Guix: Scheme as a uniform OS admin and deployment interface

Written by gemmag (Gemma Gordon)
Published: 2016-09-17 (last updated: 2016-09-24)

Overview

Guix: A functional package manager and a distribution of rules in Unix. GuixSD - free software project, part of GNU project. About building an API and tools that allow you to build software using a purely functional paradigm. System distribution built around Guix. A complete GNU linux distribution.

Scheme: Using Scheme in the context of distribution and OS - uniform OS admin and deployment interface. Scheme is an FP of the Lisp family - purely declarative. OS form that describes the features and configuration points of the system. Once you have a config file (in Scheme) can feed file to Guix system command - can create a qmu virtual machine from there and instantiate on the bare metal. Scheme is an extensible programming language with macros.

Guile: A Scheme implementation that they are using. Provides a recommendation of env variables that you should set. DEMO: on terminal as example - as an unprivileged user. In a single transaction - he then installed Python as a package. In order to rollback to the previous state - you can check the generations of the software packages - can simply rollback to previous generation. A nice safety net for the user - can transactionally upgrade packages, and can easily rollback.

 Motivations

Keynote on Monday about neural networks and TensorFlow and one of the questions was is there a package manager for neural networks. You want to be able to share software between your networks - there isn't one for neural networks but there are plenty of package managers available: opam, cabal etc. Each language has its own pm - enables everyone to use all of the libraries in their favourite language.

Problems:

  • It's tricky to build these - when building a machine you are going to have to interact with many different package managers, so how do you reproduce the state of the system that chooses all of the package managers? They typically rely on libraries they assume are available in the ecosystem - e.g. C libraries in OCaml. Between systems you might get different results, as different compilers might not be able to compiler your software
  • It's difficult to reason about the state of the system - need to have 2 systems in the same state, but tools work by modifying the state of your machine, so you can't be sure you are getting that matched state on every machine you have.

Solutions

Functional package management - Nix package manager

1) build process = pure function 2) built software = persistent graph of immutable values

How is this achieved? Need to declare all packages needed as input Build it and get a hash of all the dependencies eg. build scripts, C libraries Same paradigm that nix uses.

External DSLs eg. nix language, there's no package abstraction in the language

  • can be difficult to identify the packages
  • convert the distribution into xml then parse it into your implementation which is annoying

nix mixes bash snippets inside its build recipes which isn't great
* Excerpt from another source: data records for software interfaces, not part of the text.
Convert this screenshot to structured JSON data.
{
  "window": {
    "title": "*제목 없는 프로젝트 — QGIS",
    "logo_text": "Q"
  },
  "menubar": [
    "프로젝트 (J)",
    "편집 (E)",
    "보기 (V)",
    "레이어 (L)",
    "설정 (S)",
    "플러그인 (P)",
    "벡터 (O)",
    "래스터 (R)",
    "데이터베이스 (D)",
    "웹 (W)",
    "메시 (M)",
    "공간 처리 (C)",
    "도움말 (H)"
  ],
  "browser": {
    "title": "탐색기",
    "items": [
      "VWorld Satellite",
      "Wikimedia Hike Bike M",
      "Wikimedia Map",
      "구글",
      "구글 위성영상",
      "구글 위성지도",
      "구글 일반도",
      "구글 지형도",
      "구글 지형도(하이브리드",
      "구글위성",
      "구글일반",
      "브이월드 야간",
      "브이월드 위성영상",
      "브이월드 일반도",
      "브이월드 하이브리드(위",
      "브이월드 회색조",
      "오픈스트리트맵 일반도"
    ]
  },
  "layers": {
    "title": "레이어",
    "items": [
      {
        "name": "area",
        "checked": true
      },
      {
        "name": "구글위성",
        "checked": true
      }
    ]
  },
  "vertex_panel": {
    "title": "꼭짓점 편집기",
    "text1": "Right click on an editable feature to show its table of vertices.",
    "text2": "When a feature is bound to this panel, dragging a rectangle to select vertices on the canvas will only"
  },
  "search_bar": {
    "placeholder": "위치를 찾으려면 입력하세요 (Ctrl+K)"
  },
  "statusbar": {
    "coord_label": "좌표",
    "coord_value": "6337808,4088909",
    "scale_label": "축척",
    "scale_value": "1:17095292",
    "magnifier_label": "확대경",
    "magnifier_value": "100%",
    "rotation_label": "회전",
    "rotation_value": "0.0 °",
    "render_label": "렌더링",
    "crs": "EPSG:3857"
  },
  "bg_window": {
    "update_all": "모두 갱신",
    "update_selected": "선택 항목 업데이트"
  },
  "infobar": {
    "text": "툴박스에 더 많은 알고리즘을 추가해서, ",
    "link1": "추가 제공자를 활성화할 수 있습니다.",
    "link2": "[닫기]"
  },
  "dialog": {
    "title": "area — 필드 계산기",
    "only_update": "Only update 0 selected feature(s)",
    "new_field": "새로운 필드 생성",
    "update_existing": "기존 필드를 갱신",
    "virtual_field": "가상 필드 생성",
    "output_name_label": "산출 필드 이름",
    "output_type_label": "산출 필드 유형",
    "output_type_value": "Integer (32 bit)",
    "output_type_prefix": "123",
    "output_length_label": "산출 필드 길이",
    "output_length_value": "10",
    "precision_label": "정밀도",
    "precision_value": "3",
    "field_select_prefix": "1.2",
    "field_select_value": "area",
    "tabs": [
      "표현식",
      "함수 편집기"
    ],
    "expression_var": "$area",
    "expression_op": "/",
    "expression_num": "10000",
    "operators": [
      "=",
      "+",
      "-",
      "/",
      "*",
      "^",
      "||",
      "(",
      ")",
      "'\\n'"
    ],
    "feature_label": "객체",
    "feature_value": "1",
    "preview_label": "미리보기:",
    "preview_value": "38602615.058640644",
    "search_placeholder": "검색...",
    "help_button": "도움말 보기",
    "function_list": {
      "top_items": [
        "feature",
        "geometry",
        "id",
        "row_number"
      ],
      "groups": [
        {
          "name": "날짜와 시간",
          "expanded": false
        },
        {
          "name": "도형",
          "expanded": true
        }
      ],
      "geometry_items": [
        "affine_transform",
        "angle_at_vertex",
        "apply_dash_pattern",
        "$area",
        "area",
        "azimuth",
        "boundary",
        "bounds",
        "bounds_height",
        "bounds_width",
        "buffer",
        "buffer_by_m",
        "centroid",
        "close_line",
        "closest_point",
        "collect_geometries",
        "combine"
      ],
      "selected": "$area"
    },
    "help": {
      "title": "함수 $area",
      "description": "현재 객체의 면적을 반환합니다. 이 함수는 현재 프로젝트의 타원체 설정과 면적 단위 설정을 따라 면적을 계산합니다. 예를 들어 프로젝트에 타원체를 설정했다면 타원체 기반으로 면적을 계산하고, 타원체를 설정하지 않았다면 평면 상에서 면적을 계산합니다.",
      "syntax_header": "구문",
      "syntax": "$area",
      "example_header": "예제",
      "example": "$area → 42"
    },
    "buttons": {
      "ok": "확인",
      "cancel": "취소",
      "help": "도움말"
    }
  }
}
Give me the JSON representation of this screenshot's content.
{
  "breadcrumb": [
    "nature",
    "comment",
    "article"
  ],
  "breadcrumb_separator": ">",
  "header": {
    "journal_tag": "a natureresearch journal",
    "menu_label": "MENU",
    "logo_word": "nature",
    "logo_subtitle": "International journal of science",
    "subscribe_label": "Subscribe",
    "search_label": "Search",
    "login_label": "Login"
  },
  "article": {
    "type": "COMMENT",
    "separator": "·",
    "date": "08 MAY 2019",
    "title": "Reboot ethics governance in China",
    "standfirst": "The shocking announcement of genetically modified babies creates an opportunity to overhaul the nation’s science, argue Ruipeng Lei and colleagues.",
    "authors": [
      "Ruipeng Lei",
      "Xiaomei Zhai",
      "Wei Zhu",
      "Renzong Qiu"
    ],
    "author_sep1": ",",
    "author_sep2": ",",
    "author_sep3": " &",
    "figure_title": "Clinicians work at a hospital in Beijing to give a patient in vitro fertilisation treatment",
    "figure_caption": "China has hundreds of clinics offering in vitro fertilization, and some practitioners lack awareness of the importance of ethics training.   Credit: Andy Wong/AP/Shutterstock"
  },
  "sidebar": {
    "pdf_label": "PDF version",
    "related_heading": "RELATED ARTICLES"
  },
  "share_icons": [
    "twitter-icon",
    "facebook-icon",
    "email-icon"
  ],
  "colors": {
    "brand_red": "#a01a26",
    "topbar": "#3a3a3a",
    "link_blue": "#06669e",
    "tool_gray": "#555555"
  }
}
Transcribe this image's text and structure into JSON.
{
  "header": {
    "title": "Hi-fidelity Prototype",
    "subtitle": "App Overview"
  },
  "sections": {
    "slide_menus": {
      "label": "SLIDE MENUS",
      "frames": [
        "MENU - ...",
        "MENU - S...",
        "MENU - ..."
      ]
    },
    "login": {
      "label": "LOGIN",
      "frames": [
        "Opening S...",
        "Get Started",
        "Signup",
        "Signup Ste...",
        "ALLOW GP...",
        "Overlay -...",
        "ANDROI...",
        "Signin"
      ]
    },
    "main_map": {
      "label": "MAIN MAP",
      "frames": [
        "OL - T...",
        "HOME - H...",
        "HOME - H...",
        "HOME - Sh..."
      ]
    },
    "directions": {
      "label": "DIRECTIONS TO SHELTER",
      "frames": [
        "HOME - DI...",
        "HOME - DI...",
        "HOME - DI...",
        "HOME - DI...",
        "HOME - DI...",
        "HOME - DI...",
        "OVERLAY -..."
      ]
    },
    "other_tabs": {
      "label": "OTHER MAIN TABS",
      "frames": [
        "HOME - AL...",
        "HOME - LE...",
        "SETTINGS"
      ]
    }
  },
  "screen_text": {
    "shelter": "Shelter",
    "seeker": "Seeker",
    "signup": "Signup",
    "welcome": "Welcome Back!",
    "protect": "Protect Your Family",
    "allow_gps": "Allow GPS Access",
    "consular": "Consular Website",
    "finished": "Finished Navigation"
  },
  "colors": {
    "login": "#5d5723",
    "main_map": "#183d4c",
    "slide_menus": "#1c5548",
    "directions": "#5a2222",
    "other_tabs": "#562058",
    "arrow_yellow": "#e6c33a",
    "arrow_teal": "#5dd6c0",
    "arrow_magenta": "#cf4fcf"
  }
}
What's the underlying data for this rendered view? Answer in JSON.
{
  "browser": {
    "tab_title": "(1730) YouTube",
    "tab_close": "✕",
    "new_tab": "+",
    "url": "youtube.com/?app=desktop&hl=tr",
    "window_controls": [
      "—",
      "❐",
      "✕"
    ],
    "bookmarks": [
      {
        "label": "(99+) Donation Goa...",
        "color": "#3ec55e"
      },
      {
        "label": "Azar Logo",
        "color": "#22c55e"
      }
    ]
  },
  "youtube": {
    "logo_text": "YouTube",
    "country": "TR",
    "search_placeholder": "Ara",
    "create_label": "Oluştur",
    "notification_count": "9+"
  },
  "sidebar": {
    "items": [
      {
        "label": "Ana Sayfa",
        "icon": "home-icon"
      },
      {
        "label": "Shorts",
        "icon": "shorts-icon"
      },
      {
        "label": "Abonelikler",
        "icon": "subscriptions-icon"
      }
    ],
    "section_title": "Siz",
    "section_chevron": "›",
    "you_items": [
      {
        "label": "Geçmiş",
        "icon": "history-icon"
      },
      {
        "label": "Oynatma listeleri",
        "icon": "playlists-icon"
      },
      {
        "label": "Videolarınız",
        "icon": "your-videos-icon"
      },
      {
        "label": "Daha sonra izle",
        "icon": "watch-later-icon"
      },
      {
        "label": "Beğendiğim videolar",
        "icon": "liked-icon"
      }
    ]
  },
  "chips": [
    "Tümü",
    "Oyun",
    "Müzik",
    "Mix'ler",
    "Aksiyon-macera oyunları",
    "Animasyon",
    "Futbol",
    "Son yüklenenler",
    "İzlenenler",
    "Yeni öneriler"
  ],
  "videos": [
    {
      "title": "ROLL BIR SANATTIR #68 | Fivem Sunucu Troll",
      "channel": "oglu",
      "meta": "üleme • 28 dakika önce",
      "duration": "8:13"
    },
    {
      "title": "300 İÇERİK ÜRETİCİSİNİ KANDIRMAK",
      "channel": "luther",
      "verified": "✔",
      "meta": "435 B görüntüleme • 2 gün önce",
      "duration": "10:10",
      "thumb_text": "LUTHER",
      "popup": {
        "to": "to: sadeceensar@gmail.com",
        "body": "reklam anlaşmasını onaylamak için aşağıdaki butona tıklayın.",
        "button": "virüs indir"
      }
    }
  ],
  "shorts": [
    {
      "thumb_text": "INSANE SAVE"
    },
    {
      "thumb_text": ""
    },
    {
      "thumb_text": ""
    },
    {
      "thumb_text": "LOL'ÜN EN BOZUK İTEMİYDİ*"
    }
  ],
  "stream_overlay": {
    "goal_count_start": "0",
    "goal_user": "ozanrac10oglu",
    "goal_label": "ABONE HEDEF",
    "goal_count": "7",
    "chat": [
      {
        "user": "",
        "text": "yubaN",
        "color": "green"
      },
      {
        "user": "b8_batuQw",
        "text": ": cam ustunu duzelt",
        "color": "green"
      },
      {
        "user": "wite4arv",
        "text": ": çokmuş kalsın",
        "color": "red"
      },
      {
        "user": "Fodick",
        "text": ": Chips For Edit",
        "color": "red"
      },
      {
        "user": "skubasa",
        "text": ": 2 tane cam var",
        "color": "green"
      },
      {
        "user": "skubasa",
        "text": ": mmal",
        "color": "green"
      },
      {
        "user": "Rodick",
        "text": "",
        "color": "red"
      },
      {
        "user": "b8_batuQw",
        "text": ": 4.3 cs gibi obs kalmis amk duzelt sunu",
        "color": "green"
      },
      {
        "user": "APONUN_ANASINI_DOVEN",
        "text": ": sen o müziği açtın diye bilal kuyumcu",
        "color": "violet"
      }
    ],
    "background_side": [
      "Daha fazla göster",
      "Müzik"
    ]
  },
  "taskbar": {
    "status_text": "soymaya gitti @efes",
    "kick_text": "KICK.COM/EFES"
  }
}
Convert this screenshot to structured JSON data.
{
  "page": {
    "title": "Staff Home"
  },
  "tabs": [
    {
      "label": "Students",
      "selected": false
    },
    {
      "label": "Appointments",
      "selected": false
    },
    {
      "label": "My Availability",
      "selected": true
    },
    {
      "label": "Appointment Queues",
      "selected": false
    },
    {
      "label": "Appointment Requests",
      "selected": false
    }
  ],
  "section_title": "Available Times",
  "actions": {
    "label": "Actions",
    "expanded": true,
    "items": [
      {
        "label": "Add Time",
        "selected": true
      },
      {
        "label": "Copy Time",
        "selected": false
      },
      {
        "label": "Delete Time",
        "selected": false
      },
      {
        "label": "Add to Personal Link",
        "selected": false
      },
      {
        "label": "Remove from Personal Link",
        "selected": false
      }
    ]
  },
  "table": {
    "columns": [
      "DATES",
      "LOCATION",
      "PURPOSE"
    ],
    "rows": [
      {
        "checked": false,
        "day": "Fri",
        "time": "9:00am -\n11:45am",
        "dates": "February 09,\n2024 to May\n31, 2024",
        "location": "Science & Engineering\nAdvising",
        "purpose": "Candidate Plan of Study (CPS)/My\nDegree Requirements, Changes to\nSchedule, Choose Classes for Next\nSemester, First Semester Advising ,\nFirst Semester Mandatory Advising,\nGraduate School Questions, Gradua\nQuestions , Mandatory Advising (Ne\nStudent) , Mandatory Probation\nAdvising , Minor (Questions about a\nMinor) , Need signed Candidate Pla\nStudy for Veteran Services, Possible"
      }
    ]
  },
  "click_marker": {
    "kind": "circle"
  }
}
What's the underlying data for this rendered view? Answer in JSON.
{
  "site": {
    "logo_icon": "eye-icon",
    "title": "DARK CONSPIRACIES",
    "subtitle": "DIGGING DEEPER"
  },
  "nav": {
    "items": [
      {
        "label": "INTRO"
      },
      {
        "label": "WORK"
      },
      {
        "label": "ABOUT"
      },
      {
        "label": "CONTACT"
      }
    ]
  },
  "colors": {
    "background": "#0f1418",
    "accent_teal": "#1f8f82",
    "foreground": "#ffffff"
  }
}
Guix approach is to use Scheme all the way down 1) Define global variable, give it as a value a package record 2) emacs IDE (or other) can recognise elements and any dependencies

Works at the OS declaration level by manipulating normal Scheme values.

Results Works well in practice Embedding DSLs can be a mixed bag - but it has been fruitful for Guix

  • emacs and web interface
  • guix refresh autoupdater
  • guix graph
  • guix system services

Have a Scheme api to declare packages and operating systems

Beyond the current state Initial RAM disk Give Scheme expression to API - uses code staging to embed all the dependencies to run when the system is booted Having different pieces written in Scheme allows you to generate several layers of Scheme code

Summary

  • distro and tools as scheme library
  • hackability through uniformity
  • code staging techniques to glue it together

Q&A

Q: do you have some facilities to migrate nix install to guix install? Not really. Under the hood guix and nix use the same derivation, so can use same store for both.

Q: What do you think a statically typed system would bring or remove? A problem would be that they rely on dynamic composition - a person's own set of package recipes that can be put in guix package path and added to main distribution - if using statically typed system we'd need to add additional compilation phases. But static typed systems can be fruitful in other ways - enforce certain rules in the package system, and for code staging by making sure you provide correctly typed expressions at staging

Q: I'm a maintainer of opam is network virtualisation - if you want reproducible builds with distributed systems, network dependencies need to be reproduced too - are you interested in virutalising networking? The build env doesn't have network access at all so need to define elements in recipe before hand. If a remote server disappears (for example) and you can't retrieve the file that could be a problem, but we always detect it so our system works quite well atm.

Q: When a new version comes out you have to update the version number etc, but the rest is the same - have you thought about extracting that out with a per package library - a default definition of how to install, and then the version of it separately to enable less editing of the package descriptions. separate version to hash mapping. Have thought about it, but if only one version of a package its not a big deal so don't need to copy definition several times. You can inherit from this record - so you can choose which fields you copy, and you can write a function to return the origin form and you can have several instances of the package record.